child. It deals in knowing the body better and so perhaps rightly named by Pattenshetty
as Surgical Training. Pattenshetty tells us that Susruta happened to be the
first surgeon to evolve a sound method of training for his students in surgical
skills. He stressed the importance of observation and practical experience in
the art of surgery. Further, Pattenshetty says that Susruta might also have
been the first person to advocate dissection of the human body to gain first
hand knowledge of human anatomy. It has been perhaps rightly pointed out by
Pattenshetty that the historians of the western science attribute the evolution
of modern rational medicine to Hippocrates and marginalize the contributions
made by Susruta. Susruta has described the dissection of the human body and
given a vivid description of all the anatomical parts like skin, membranes,

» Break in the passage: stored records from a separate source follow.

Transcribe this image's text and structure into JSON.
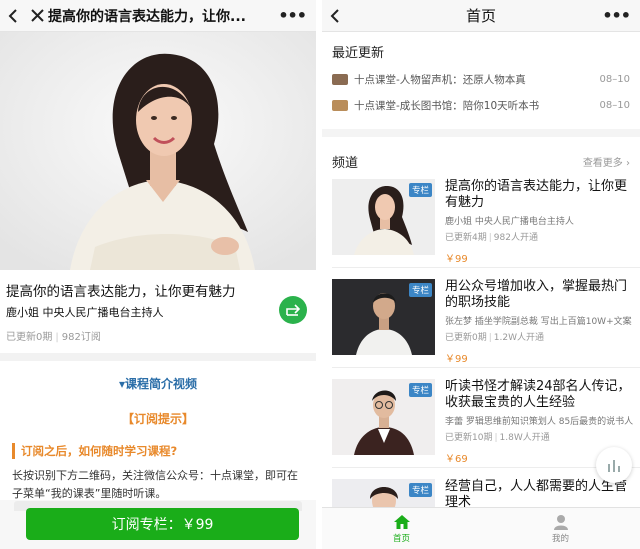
{
  "left": {
    "navbar": {
      "title": "提高你的语言表达能力，让你..."
    },
    "course": {
      "title": "提高你的语言表达能力，让你更有魅力",
      "author": "鹿小姐 中央人民广播电台主持人",
      "updated": "已更新0期",
      "subscribers": "982订阅"
    },
    "intro_link": "▾课程简介视频",
    "tip_heading": "【订阅提示】",
    "question": "订阅之后，如何随时学习课程?",
    "description": "长按识别下方二维码，关注微信公众号：十点课堂，即可在子菜单“我的课表”里随时听课。",
    "subscribe_label": "订阅专栏：￥99"
  },
  "right": {
    "navbar": {
      "title": "首页"
    },
    "recent": {
      "title": "最近更新",
      "items": [
        {
          "text": "十点课堂-人物留声机：还原人物本真",
          "date": "08–10",
          "color": "#8a6b52"
        },
        {
          "text": "十点课堂-成长图书馆：陪你10天听本书",
          "date": "08–10",
          "color": "#b98d5a"
        }
      ]
    },
    "channels": {
      "title": "频道",
      "see_more": "查看更多",
      "items": [
        {
          "badge": "专栏",
          "title": "提高你的语言表达能力，让你更有魅力",
          "author": "鹿小姐 中央人民广播电台主持人",
          "updated": "已更新4期",
          "subs": "982人开通",
          "price": "￥99"
        },
        {
          "badge": "专栏",
          "title": "用公众号增加收入，掌握最热门的职场技能",
          "author": "张左梦 插坐学院副总裁 写出上百篇10W+文案",
          "updated": "已更新0期",
          "subs": "1.2W人开通",
          "price": "￥99"
        },
        {
          "badge": "专栏",
          "title": "听读书怪才解读24部名人传记，收获最宝贵的人生经验",
          "author": "李蕾 罗辑思维前知识策划人 85后最贵的说书人",
          "updated": "已更新10期",
          "subs": "1.8W人开通",
          "price": "￥69"
        },
        {
          "badge": "专栏",
          "title": "经营自己，人人都需要的人生管理术",
          "author": "",
          "updated": "",
          "subs": "",
          "price": ""
        }
      ]
    },
    "tabs": [
      {
        "label": "首页",
        "active": true
      },
      {
        "label": "我的",
        "active": false
      }
    ]
  },
  "colors": {
    "accent_green": "#1aad19",
    "orange": "#e8892b",
    "link_blue": "#2b6ea8",
    "badge_blue": "#3c86c6"
  }
}
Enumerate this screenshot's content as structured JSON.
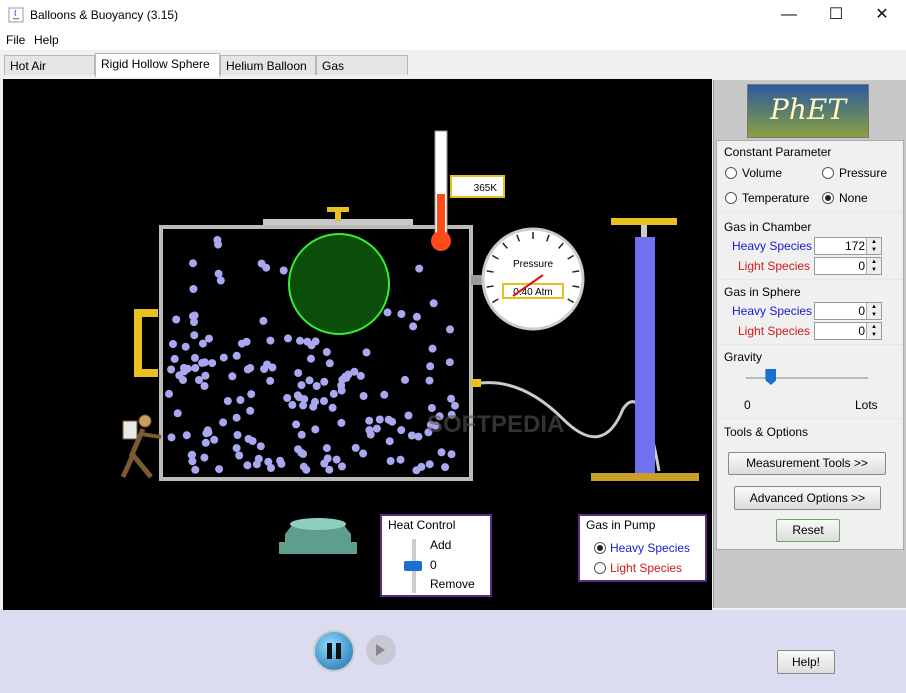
{
  "window": {
    "title": "Balloons & Buoyancy (3.15)"
  },
  "menu": [
    "File",
    "Help"
  ],
  "tabs": [
    {
      "label": "Hot Air Balloon",
      "active": false
    },
    {
      "label": "Rigid Hollow Sphere",
      "active": true
    },
    {
      "label": "Helium Balloon",
      "active": false
    },
    {
      "label": "Gas Properties",
      "active": false
    }
  ],
  "sim": {
    "thermometer": {
      "value": "365K"
    },
    "gauge": {
      "label": "Pressure",
      "value": "0.40 Atm"
    },
    "watermark": "SOFTPEDIA"
  },
  "heat_control": {
    "title": "Heat Control",
    "add": "Add",
    "value": "0",
    "remove": "Remove"
  },
  "gas_in_pump": {
    "title": "Gas in Pump",
    "options": [
      {
        "label": "Heavy Species",
        "selected": true,
        "color": "#1a1ad0"
      },
      {
        "label": "Light Species",
        "selected": false,
        "color": "#d01a1a"
      }
    ]
  },
  "panel": {
    "logo": "PhET",
    "constant_parameter": {
      "title": "Constant Parameter",
      "options": [
        {
          "label": "Volume",
          "selected": false
        },
        {
          "label": "Pressure",
          "selected": false
        },
        {
          "label": "Temperature",
          "selected": false
        },
        {
          "label": "None",
          "selected": true
        }
      ]
    },
    "gas_in_chamber": {
      "title": "Gas in Chamber",
      "heavy_label": "Heavy Species",
      "heavy_value": "172",
      "light_label": "Light Species",
      "light_value": "0"
    },
    "gas_in_sphere": {
      "title": "Gas in Sphere",
      "heavy_label": "Heavy Species",
      "heavy_value": "0",
      "light_label": "Light Species",
      "light_value": "0"
    },
    "gravity": {
      "title": "Gravity",
      "min_label": "0",
      "max_label": "Lots",
      "level": 0.2
    },
    "tools": {
      "title": "Tools & Options",
      "measurement_button": "Measurement Tools >>",
      "advanced_button": "Advanced Options >>"
    },
    "reset_button": "Reset"
  },
  "bottom": {
    "help_button": "Help!"
  },
  "colors": {
    "heavy": "#1a1ad0",
    "light": "#d01a1a",
    "sphere_fill": "#0b4d0b",
    "sphere_stroke": "#33ee33",
    "particle": "#a8a8f0",
    "pump": "#7070f0"
  }
}
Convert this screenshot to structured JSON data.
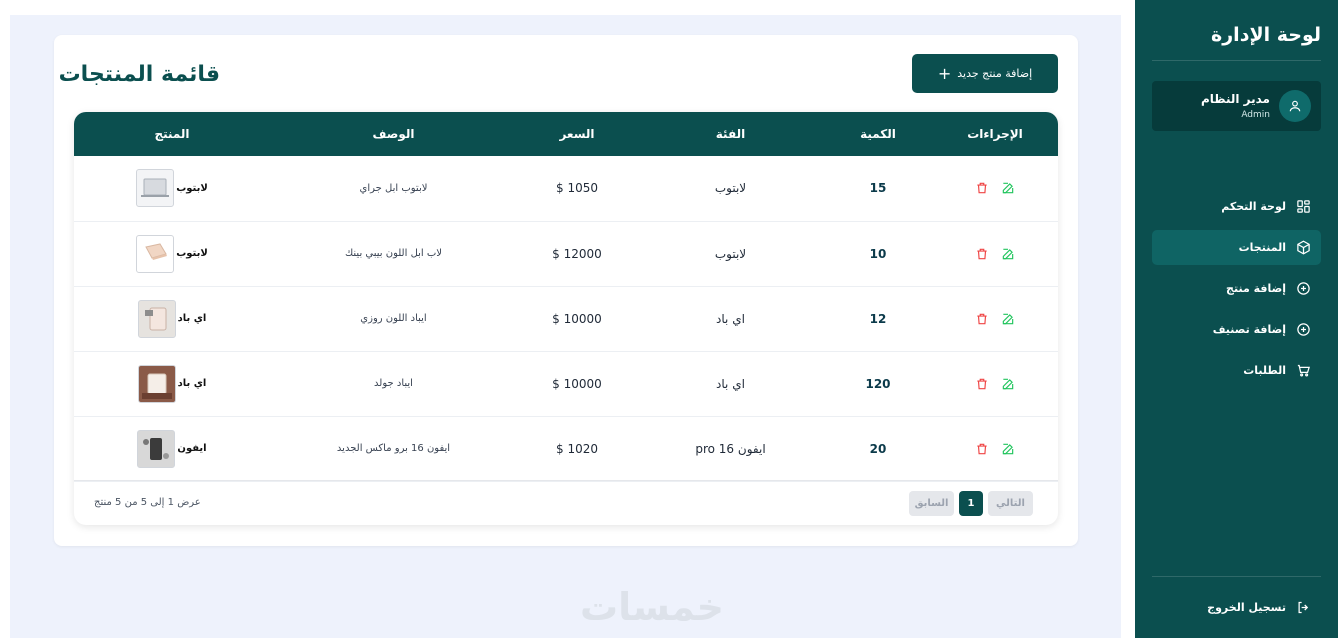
{
  "sidebar": {
    "title": "لوحة الإدارة",
    "user": {
      "name": "مدير النظام",
      "role": "Admin"
    },
    "items": [
      {
        "label": "لوحة التحكم",
        "icon": "grid-icon"
      },
      {
        "label": "المنتجات",
        "icon": "box-icon",
        "active": true
      },
      {
        "label": "إضافة منتج",
        "icon": "plus-circle-icon"
      },
      {
        "label": "إضافة تصنيف",
        "icon": "plus-circle-icon"
      },
      {
        "label": "الطلبات",
        "icon": "cart-icon"
      }
    ],
    "logout": "تسجيل الخروج"
  },
  "main": {
    "title": "قائمة المنتجات",
    "add_button": "إضافة منتج جديد",
    "columns": [
      "الإجراءات",
      "الكمية",
      "الفئة",
      "السعر",
      "الوصف",
      "المنتج"
    ],
    "rows": [
      {
        "qty": "15",
        "category": "لابتوب",
        "price": "1050 $",
        "desc": "لابتوب ابل جراي",
        "name": "لابتوب"
      },
      {
        "qty": "10",
        "category": "لابتوب",
        "price": "12000 $",
        "desc": "لاب ابل اللون بيبي بينك",
        "name": "لابتوب"
      },
      {
        "qty": "12",
        "category": "اي باد",
        "price": "10000 $",
        "desc": "ايباد اللون روزي",
        "name": "اي باد"
      },
      {
        "qty": "120",
        "category": "اي باد",
        "price": "10000 $",
        "desc": "ايباد جولد",
        "name": "اي باد"
      },
      {
        "qty": "20",
        "category": "ايفون 16 pro",
        "price": "1020 $",
        "desc": "ايفون 16 برو ماكس الجديد",
        "name": "ايفون"
      }
    ],
    "pagination": {
      "next": "التالي",
      "current": "1",
      "prev": "السابق"
    },
    "count_text": "عرض 1 إلى 5 من 5 منتج"
  },
  "watermark": "خمسات",
  "colors": {
    "primary": "#0b4f4f",
    "edit": "#22c55e",
    "delete": "#ef4444"
  }
}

groups of viscera, vital structural and functional components, arterioles, venules,
lymphs and nerves, muscles, ligaments, tendons, bones, joints and vital points,
metabolic byproducts, external orifices and respective passages, network of
plexuses etc. Pattenshetty says that before a student of surgery was granted
permission to practice on human beings he was required to attain a sufficient
amount of skill in various surgical procedures by constant practice on ingeniously
devised experimental models.
Finally, Pattenshetty exposes
the surgical procedure as practiced in the days of Susruta. We are told that
each surgical procedure was a phased programme- Trividha Karma of three
parts. The first was of the Pre-operative measures (Purva Karma), second
the Operative measures (Pradhan Karmas) and the third was of the Post-operative
measures- the Pascat Karma. Here Susruta in addition to emphasis upon
the surgical procedure describes certain procedures to bring the body to as
ideal a state of health as possible. These include restriction of diet, local
application of medicated pigments, local irrigation by liquids, softening by
anointing, sudation or fomentation, resolution, letting out blood, internal
administration of medicated oils, ghee etc, emesis, purgation and poultices
for preventing suppuration etc. Susruta insists that the patients who opt for
elective surgery the above procedures if adopted judiciously may curtail or
prevent the likely complications that may arise during or after the surgery.
As regards the preparation of the surgical instruments for operation they have
to be thoroughly cleaned, sterilized and kept ready for use. The operation is
to be conducted in a separate Agara-Operation Theatre, which should be
free from contamination, even by direct sunlight and air currents. Pattenshetty
says that the principle involved in administering a suitable anesthesia to a
patient in the pre-operative period is again Susruta’s contribution.
Under the operative measures Susruta
describes eight types of surgical procedures. They are Chedanam - Excision,
Bhedanam - Incision, Lekhanam - Scraping or curettage, Vyadhanam
- Puncturing, Visravanam - Drainage, Esanam - Probing, Aharanam
- Extraction by sharp hooks, and Sivanam - Suturing.
Postoperative measures as described
by Susruta include all the measures that should be taken up after the completion
of a surgical procedure till the patient is completely cured of the disease.
He insists that a careful and minute follow up regarding appropriate bandaging,
antiseptic fumigation, dietetics and rest, should be undertaken as post operative
measures. Further, Susruta also recognized that infection could spread from
person to person through close contact, sexual intercourse, inhalation, ingestion
and also by the use of infected objects. Hence, he advised that these should
be guarded against in the patient during the postoperative period of the patient.
Pattenshetty’s paper is an eye
opener for all, who influenced by heresy and the Eurocentric views as regards
the history of science and knowledge suspect the advances made by India in the
yore. Modern medical knowledge with its superior instruments could greatly benefit
from the simplicity of the inferences drawn and the procedures employed in the
medical knowledge contained in the Susruta Samhita. It is time that
the history of science and technology accorded due recognition to the knowledge
of the past, as its bases may be as good in reason, logic, objectivity and inference
as the modern Western knowledge.